[What to work on]: Your answer must contain each line of the data, copied exactly.

Website and app data records:
==*==
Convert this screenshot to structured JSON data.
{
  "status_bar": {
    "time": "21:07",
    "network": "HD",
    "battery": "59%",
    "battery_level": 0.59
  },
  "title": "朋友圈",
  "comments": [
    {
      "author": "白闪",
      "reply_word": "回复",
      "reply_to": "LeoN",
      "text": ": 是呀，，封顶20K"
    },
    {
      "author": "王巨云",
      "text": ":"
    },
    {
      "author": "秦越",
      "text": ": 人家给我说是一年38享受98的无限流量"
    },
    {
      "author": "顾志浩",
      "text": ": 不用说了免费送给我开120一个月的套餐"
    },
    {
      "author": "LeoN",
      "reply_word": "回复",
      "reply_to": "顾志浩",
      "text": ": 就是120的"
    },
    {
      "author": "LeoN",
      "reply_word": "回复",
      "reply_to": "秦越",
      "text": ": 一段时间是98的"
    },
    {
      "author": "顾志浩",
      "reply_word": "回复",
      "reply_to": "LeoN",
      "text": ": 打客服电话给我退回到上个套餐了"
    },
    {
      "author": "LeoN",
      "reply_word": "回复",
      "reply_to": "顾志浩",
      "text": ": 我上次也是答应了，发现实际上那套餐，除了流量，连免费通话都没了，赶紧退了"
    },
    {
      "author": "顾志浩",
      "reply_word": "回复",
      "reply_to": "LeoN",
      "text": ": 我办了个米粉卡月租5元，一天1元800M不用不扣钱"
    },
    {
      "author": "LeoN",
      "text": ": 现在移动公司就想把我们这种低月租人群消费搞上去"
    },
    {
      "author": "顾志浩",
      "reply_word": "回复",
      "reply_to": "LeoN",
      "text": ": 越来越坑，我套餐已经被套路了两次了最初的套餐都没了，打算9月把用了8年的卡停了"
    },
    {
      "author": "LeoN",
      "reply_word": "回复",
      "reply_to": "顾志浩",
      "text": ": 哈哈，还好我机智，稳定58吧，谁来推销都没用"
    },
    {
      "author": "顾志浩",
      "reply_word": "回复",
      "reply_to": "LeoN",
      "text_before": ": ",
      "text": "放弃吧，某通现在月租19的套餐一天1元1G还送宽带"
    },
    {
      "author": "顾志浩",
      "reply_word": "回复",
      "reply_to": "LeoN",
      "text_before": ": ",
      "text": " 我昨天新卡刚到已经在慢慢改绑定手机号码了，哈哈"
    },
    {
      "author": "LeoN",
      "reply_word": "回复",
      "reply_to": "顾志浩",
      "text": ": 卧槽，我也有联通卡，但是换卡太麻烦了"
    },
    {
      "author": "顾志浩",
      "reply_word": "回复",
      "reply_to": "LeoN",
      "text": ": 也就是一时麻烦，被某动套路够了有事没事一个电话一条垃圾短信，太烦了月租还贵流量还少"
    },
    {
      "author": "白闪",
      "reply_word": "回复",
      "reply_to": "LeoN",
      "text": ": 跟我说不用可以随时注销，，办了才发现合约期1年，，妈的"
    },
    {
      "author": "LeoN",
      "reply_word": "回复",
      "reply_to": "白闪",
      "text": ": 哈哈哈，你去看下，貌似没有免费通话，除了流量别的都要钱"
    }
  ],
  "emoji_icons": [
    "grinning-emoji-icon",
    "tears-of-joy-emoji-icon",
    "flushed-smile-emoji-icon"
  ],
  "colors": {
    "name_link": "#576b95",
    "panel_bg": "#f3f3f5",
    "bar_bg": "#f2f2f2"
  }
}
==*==
[Output of the exercise]:
Convert this screenshot to structured JSON data.
{
  "status_bar": {
    "time": "21:07",
    "network": "HD",
    "battery": "59%",
    "battery_level": 0.59
  },
  "title": "朋友圈",
  "comments": [
    {
      "author": "白闪",
      "reply_word": "回复",
      "reply_to": "LeoN",
      "text": ": 是呀，，封顶20K"
    },
    {
      "author": "王巨云",
      "text": ":"
    },
    {
      "author": "秦越",
      "text": ": 人家给我说是一年38享受98的无限流量"
    },
    {
      "author": "顾志浩",
      "text": ": 不用说了免费送给我开120一个月的套餐"
    },
    {
      "author": "LeoN",
      "reply_word": "回复",
      "reply_to": "顾志浩",
      "text": ": 就是120的"
    },
    {
      "author": "LeoN",
      "reply_word": "回复",
      "reply_to": "秦越",
      "text": ": 一段时间是98的"
    },
    {
      "author": "顾志浩",
      "reply_word": "回复",
      "reply_to": "LeoN",
      "text": ": 打客服电话给我退回到上个套餐了"
    },
    {
      "author": "LeoN",
      "reply_word": "回复",
      "reply_to": "顾志浩",
      "text": ": 我上次也是答应了，发现实际上那套餐，除了流量，连免费通话都没了，赶紧退了"
    },
    {
      "author": "顾志浩",
      "reply_word": "回复",
      "reply_to": "LeoN",
      "text": ": 我办了个米粉卡月租5元，一天1元800M不用不扣钱"
    },
    {
      "author": "LeoN",
      "text": ": 现在移动公司就想把我们这种低月租人群消费搞上去"
    },
    {
      "author": "顾志浩",
      "reply_word": "回复",
      "reply_to": "LeoN",
      "text": ": 越来越坑，我套餐已经被套路了两次了最初的套餐都没了，打算9月把用了8年的卡停了"
    },
    {
      "author": "LeoN",
      "reply_word": "回复",
      "reply_to": "顾志浩",
      "text": ": 哈哈，还好我机智，稳定58吧，谁来推销都没用"
    },
    {
      "author": "顾志浩",
      "reply_word": "回复",
      "reply_to": "LeoN",
      "text_before": ": ",
      "text": "放弃吧，某通现在月租19的套餐一天1元1G还送宽带"
    },
    {
      "author": "顾志浩",
      "reply_word": "回复",
      "reply_to": "LeoN",
      "text_before": ": ",
      "text": " 我昨天新卡刚到已经在慢慢改绑定手机号码了，哈哈"
    },
    {
      "author": "LeoN",
      "reply_word": "回复",
      "reply_to": "顾志浩",
      "text": ": 卧槽，我也有联通卡，但是换卡太麻烦了"
    },
    {
      "author": "顾志浩",
      "reply_word": "回复",
      "reply_to": "LeoN",
      "text": ": 也就是一时麻烦，被某动套路够了有事没事一个电话一条垃圾短信，太烦了月租还贵流量还少"
    },
    {
      "author": "白闪",
      "reply_word": "回复",
      "reply_to": "LeoN",
      "text": ": 跟我说不用可以随时注销，，办了才发现合约期1年，，妈的"
    },
    {
      "author": "LeoN",
      "reply_word": "回复",
      "reply_to": "白闪",
      "text": ": 哈哈哈，你去看下，貌似没有免费通话，除了流量别的都要钱"
    }
  ],
  "emoji_icons": [
    "grinning-emoji-icon",
    "tears-of-joy-emoji-icon",
    "flushed-smile-emoji-icon"
  ],
  "colors": {
    "name_link": "#576b95",
    "panel_bg": "#f3f3f5",
    "bar_bg": "#f2f2f2"
  }
}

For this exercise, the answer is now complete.